### Given data
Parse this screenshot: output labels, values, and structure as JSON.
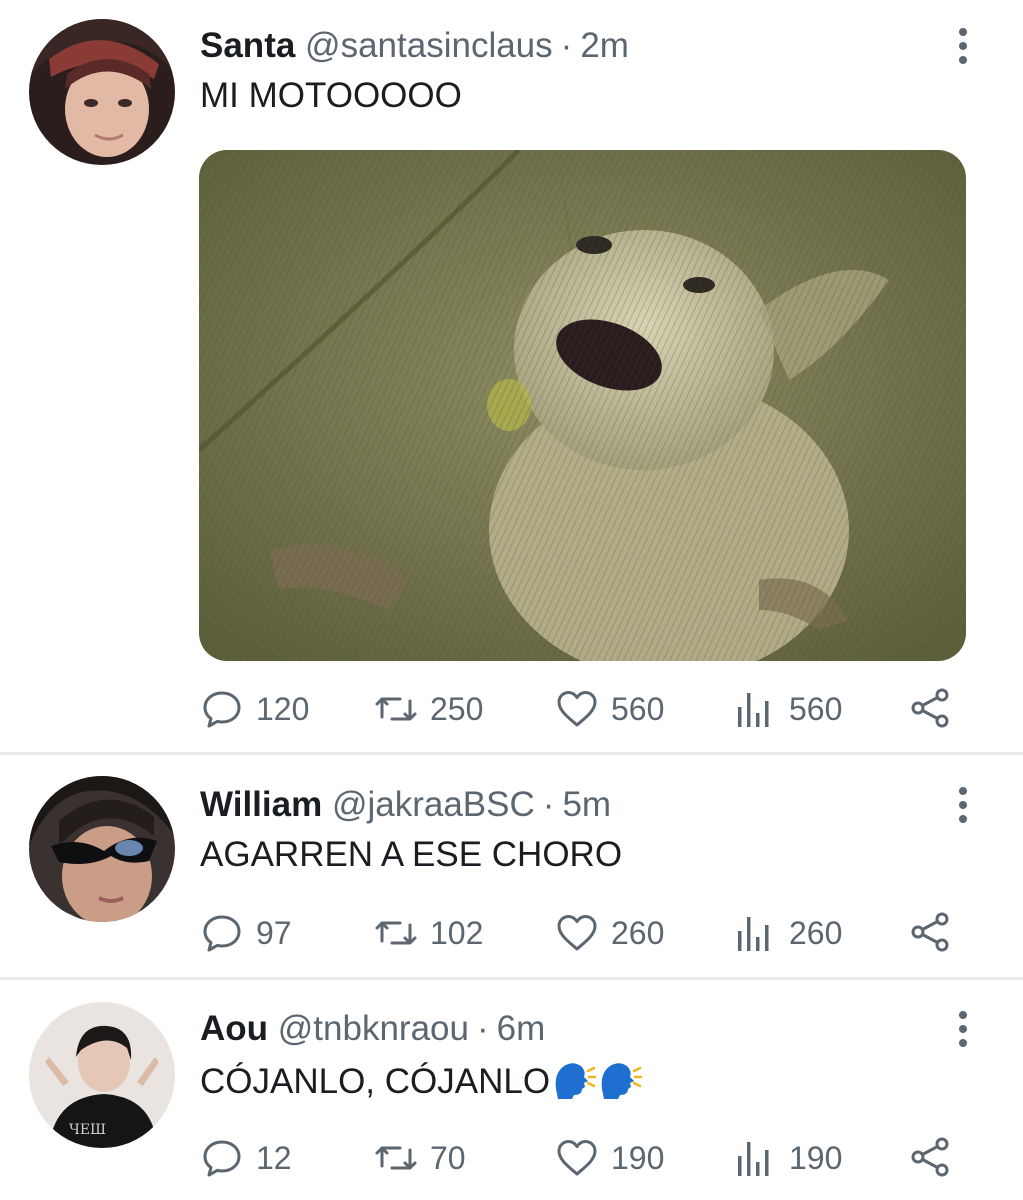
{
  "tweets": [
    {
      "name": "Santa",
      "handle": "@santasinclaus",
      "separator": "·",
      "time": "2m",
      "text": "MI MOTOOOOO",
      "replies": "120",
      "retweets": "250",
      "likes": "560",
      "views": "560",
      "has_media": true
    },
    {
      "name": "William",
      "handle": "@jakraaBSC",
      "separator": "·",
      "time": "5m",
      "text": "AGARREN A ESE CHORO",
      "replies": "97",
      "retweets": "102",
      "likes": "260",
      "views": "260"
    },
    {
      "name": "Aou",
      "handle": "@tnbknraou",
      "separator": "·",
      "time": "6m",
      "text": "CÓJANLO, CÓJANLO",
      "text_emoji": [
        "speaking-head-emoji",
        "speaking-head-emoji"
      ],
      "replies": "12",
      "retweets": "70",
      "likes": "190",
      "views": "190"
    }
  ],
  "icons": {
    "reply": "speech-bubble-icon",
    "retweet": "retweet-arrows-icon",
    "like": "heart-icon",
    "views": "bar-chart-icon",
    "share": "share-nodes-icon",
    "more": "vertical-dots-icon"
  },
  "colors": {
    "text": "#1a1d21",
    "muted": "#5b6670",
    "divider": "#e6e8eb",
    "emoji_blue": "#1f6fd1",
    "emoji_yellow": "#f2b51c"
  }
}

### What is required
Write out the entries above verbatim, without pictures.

### Task result
Parse this screenshot: output labels, values, and structure as JSON.
{
  "tweets": [
    {
      "name": "Santa",
      "handle": "@santasinclaus",
      "separator": "·",
      "time": "2m",
      "text": "MI MOTOOOOO",
      "replies": "120",
      "retweets": "250",
      "likes": "560",
      "views": "560",
      "has_media": true
    },
    {
      "name": "William",
      "handle": "@jakraaBSC",
      "separator": "·",
      "time": "5m",
      "text": "AGARREN A ESE CHORO",
      "replies": "97",
      "retweets": "102",
      "likes": "260",
      "views": "260"
    },
    {
      "name": "Aou",
      "handle": "@tnbknraou",
      "separator": "·",
      "time": "6m",
      "text": "CÓJANLO, CÓJANLO",
      "text_emoji": [
        "speaking-head-emoji",
        "speaking-head-emoji"
      ],
      "replies": "12",
      "retweets": "70",
      "likes": "190",
      "views": "190"
    }
  ],
  "icons": {
    "reply": "speech-bubble-icon",
    "retweet": "retweet-arrows-icon",
    "like": "heart-icon",
    "views": "bar-chart-icon",
    "share": "share-nodes-icon",
    "more": "vertical-dots-icon"
  },
  "colors": {
    "text": "#1a1d21",
    "muted": "#5b6670",
    "divider": "#e6e8eb",
    "emoji_blue": "#1f6fd1",
    "emoji_yellow": "#f2b51c"
  }
}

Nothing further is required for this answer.